Although every doctor or midwife is different, beginning in your third trimester, you may start going to your healthcare provider more frequently. Your doctor or midwife may recommend you are monitored every two weeks. Eventually, as you get closer to your due date, a weekly appointment will likely be scheduled.
Keep in mind, all women have different experiences during pregnancy. You might have heard horror stories about the third trimester of pregnancy, but you may continue to feel great right up until delivery. If you do feel a few more aches and pains, the good news is you don’t have that much longer to go.[inads]
What’s happening with your baby?
Your baby is just fine-tuning her body systems and putting on weight. Her lungs are in their final stages of development in order for her to take her first breath.
At week 29, your baby may have moved into the proper position for birth. If she did, her head is facing down, so she is ready to move out when the time is right.
Keep in mind, some babies don’t settle into this position and may be in the breech position. Breech means instead of head down, your baby is bottom first or feet first.
If your baby is headed in the wrong direction, don’t panic yet. She still has plenty of time to shift and move into the head down position. Many babies change positions for several more weeks before staying put. Your doctor will continue to check your baby’s positions at your prenatal appointments. By the time you are full-term, if your little one is still hanging out feet or bottom down, your doctor will talk to you about your options.
Things to keep in mind
Even women who had an easy first and second trimester may start to feel a few uncomfortable pregnancy symptoms in their last trimester. Although you may be busy getting things wrapped up at work and preparing for your baby’s arrival, now is a good time to pamper yourself a little.
Pretty soon most of your attention will be on your baby. Although your little one is sure to be a cutie pie, he will also be pretty needy. Take the time while you have it to do something relaxing.

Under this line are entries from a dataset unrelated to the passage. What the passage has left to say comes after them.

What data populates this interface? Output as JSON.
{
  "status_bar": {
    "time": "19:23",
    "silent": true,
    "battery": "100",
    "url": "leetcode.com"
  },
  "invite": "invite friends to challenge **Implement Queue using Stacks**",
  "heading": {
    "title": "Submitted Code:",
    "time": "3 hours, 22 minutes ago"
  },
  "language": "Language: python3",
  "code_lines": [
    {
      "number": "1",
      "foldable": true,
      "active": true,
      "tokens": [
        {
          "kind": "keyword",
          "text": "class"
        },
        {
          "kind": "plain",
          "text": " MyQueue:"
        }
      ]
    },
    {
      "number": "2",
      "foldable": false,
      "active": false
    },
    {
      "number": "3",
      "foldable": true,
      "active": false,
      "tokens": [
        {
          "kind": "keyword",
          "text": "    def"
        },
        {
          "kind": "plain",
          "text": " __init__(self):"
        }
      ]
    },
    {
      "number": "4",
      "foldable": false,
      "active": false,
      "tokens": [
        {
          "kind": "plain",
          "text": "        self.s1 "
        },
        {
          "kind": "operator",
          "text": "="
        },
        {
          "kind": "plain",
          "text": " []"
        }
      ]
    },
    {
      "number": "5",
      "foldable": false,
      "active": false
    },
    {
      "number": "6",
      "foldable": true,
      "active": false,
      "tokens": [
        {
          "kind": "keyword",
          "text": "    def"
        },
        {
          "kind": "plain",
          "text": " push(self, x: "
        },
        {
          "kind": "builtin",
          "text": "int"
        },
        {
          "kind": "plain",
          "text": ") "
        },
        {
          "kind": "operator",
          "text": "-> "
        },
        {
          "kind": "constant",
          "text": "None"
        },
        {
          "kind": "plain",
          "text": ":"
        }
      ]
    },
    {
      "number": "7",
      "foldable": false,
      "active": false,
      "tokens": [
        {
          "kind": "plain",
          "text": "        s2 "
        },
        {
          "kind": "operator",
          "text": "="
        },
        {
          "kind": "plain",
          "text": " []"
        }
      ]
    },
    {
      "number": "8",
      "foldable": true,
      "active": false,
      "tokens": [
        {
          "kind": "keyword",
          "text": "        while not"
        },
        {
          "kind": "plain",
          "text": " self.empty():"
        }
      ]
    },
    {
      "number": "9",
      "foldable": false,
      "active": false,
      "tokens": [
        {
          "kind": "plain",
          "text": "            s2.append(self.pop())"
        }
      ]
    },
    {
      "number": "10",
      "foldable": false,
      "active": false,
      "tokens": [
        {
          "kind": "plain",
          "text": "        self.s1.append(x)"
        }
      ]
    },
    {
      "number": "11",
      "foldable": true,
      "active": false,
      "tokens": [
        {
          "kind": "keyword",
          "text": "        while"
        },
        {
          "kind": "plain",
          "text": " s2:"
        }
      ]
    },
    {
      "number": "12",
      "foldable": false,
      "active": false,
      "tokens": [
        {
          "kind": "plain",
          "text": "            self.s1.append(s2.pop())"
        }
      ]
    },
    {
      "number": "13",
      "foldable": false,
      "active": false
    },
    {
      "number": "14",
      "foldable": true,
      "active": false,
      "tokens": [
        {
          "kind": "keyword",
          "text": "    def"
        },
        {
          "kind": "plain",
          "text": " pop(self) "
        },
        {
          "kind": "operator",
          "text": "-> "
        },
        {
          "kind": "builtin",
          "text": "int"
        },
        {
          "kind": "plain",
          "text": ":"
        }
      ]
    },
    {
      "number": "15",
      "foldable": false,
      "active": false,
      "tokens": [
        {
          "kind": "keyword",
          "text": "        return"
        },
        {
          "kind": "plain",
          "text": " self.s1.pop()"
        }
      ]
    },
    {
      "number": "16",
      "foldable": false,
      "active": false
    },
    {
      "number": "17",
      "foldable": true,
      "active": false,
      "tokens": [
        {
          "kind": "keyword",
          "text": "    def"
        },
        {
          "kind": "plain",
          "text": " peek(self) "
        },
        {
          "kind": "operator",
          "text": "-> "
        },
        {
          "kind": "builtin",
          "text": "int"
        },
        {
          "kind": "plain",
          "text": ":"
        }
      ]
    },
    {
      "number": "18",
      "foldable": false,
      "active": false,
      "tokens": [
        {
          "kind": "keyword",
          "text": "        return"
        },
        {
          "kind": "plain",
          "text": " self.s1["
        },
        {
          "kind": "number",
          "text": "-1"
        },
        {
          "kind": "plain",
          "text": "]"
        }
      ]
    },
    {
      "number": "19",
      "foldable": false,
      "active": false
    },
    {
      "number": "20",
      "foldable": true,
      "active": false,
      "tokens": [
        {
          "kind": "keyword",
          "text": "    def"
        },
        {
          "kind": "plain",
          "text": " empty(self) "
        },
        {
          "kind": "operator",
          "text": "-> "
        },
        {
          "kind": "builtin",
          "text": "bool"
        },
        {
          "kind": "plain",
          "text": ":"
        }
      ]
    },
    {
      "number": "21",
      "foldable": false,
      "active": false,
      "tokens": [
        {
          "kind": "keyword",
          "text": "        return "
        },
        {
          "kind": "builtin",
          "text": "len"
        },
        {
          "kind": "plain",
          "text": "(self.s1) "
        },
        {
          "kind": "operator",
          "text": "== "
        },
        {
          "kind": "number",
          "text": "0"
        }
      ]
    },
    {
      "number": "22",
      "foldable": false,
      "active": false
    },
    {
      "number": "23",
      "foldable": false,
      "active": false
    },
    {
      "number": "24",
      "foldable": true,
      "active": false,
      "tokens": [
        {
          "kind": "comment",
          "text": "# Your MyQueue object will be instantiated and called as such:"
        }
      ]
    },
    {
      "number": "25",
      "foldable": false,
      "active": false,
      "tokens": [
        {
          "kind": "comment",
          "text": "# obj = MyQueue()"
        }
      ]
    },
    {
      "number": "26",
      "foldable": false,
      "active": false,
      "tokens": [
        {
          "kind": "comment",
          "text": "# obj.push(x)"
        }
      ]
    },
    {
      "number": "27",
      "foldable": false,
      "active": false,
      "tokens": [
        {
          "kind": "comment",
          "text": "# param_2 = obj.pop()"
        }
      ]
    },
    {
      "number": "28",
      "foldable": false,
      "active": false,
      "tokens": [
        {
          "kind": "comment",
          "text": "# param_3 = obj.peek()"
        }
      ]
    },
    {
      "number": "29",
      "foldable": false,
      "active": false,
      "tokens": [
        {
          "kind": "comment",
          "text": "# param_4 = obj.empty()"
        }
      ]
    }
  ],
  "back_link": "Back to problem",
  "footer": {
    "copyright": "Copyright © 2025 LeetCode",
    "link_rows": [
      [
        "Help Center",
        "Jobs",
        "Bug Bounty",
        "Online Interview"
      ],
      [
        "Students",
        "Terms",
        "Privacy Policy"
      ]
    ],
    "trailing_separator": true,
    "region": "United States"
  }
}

Try to take a break from pregnancy books, nursery decorating and shopping for baby gear for a day or two. Just enjoy yourself. For example, indulge in a little pampering by getting a pedicure or prenatal massage. Take a day off and do something relaxing, such as going to the movies or spending the afternoon browsing bookstores.